■ Information ■
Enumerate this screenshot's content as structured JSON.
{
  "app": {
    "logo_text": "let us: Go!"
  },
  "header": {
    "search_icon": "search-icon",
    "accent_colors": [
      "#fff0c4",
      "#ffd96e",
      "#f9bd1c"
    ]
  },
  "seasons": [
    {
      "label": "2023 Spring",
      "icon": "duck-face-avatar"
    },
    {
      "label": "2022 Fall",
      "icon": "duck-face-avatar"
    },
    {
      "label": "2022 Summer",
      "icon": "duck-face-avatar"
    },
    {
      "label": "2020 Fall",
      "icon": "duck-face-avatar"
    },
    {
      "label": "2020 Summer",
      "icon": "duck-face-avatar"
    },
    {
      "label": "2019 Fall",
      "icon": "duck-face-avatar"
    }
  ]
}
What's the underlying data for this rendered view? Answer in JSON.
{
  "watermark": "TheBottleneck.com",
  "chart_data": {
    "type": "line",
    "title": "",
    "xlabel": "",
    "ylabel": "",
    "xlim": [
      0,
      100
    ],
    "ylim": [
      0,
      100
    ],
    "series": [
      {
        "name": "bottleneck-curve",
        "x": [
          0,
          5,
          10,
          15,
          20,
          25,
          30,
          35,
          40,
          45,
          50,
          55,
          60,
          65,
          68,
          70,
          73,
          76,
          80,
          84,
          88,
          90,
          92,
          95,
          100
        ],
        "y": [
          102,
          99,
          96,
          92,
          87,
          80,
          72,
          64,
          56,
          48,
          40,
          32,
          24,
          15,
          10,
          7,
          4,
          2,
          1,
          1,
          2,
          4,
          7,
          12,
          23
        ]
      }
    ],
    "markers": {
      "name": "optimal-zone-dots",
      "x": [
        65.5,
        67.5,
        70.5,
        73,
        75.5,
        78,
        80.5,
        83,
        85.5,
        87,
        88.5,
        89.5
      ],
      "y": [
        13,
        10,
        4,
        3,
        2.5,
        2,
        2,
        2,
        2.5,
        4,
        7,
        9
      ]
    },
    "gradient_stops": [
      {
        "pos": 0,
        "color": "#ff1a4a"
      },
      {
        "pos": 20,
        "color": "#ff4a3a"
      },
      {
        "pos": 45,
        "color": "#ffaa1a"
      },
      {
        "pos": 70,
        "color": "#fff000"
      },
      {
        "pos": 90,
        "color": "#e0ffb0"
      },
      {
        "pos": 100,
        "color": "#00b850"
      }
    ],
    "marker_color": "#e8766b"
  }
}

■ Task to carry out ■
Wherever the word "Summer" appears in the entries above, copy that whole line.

■ Task response ■
      "label": "2022 Summer",
      "label": "2020 Summer",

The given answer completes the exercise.